You should view the human body as a complex piece of machinery, with things going in and coming out, transforming and dissolving all the time. Due to these constant changes in the body, your weight can fluctuate dramatically over the course of even just a 24-hour period. Depending on what you ate, how much water you drank, how much sodium was in your food, the time you weighed yourself, and of course, your hormones, your weight will be different. The healthy way to lose weight is to aim for between 1 and 3lbs per week, but don’t let the scales define you.
If person A loses 2lbs in a week and person B loses 4lbs, who has lost the most fat? The answer, is that only a body composition test would be able to tell you. While it may seem that the more weight you lose the better, if you are really restricting your calories, doing a lot of cardio and no strength training, you could be losing muscle rather than fat. It is important to remember that muscle weighs more than fat, and to achieve your ideal body you will need to build muscle and tone up too.
So, while conventional scales may say you have lost just a pound, measuring your ratio of lean muscle and bone mass to body fat could show that you have gained 2lbs of muscle, meaning a total loss of 3lbs of fat. You can measure your muscle and fat ratios by using a Bioelectric Impedance Analysis (BIA) scale, but you can also monitor your progress using a tape measure, for a sign of how your hard work is paying off in other ways.

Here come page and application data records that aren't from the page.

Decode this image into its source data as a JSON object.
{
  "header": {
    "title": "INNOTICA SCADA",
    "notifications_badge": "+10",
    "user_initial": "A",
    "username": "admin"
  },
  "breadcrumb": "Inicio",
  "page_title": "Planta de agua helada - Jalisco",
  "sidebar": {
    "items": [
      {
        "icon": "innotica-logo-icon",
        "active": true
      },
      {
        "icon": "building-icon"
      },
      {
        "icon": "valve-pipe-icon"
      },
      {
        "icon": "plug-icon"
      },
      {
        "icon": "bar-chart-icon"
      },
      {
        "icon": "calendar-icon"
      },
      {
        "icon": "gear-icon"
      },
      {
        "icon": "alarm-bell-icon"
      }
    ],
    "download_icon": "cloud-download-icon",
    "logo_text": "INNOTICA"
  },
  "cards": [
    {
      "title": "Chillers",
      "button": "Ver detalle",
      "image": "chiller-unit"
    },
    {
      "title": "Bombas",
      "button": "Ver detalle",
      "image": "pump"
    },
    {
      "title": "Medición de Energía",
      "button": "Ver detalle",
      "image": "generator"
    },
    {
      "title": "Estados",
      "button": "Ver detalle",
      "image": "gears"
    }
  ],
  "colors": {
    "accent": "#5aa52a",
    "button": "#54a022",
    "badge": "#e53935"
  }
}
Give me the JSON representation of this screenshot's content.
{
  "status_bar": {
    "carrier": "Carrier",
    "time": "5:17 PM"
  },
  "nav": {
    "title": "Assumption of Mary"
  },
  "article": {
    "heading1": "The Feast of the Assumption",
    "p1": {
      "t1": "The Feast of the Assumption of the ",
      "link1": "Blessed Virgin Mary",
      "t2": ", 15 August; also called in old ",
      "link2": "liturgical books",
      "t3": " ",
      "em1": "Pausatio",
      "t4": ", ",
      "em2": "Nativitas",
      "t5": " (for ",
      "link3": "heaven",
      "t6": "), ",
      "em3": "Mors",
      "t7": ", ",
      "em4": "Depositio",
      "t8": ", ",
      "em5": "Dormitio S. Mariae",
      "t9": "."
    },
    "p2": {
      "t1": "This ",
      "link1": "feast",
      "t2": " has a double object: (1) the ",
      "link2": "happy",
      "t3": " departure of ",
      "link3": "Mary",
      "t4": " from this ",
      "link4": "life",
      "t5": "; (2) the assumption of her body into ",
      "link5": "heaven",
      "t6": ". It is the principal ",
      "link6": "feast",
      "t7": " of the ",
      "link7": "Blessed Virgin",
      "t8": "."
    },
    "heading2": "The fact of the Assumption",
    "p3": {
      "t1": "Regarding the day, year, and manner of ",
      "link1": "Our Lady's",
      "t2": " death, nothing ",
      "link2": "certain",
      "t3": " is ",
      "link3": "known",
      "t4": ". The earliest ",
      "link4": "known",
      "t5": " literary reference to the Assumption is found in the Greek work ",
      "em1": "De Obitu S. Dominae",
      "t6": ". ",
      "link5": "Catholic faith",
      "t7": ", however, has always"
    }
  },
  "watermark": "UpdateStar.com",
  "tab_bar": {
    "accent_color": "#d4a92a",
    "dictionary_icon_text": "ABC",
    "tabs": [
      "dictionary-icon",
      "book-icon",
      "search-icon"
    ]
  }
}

Like learning, getting healthy and losing weight isn’t just done indoors. Focusing on diet is a great way to lose weight, but counting calories isn’t exactly fun. Instead of thinking about what you can’t do (e.g. eat ice cream), focus on what you can do and get outside and do it! You’re not in gym class any more so you don’t have to worry about being picked last for the team, just find something that you enjoy.
Start doing those Zumba classes, salsa dancing, cycling, Pilates…whatever gets your body moving and your heart beating. To ensure you build muscle and tone up, it is a good idea to incorporate some strength training, such as squats, push-ups, tricep dips and crunches. Building muscle also helps you lose more fat, so your body will be working hard even when you’re not working out.
You shouldn’t beat yourself up about past failures to lose weight but you should be able to learn from your history of reaching your goal weight. You may have even achieved it and then gained the weight back, but that doesn’t mean you’re doomed to repeat your mistakes. Perhaps you let your exercise routine slide once you hit your goal, where then a one pound gain turns into a 10 pound gain. Before you knew it, you were right back where you started. If that’s the case, remember that knowledge is power, as you’re now much more informed on what it takes to lose weight.
A great motivator is to keep track of the progress you’ve made, and not just changes related to the scales. While it’s natural to want to report weight loss in numbers, it’s important to remember that your weight loss journey is a marathon, not a sprint. Day to day changes are almost meaningless and very difficult to quantify, so focus on changes over time. Weighing yourself weekly will give you an idea of your progress, but remove as many variables as possible by wearing the same clothes (if any) and weighing at the same time of day.
You should also look at your body composition and how it changes by using measurements, taking photos and trying on old clothes. That way, your scales may be giving you an F, but the jeans you haven’t fit into for years are giving you an A+!It is also a good idea to set goals that aren’t weight-orientated; aim to build up your running speed or the number of push-ups you can do. Keeping a food journal is a great way to monitor how much you’re eating, but why not also write down how you feel. Make a note of your energy levels, or things you can do now that you couldn’t do last month.
We would love to hear from you about the lessons you’ve learned on your weight loss journey, and how you plan to continue on through the new season with success! Comment below and share your thoughts!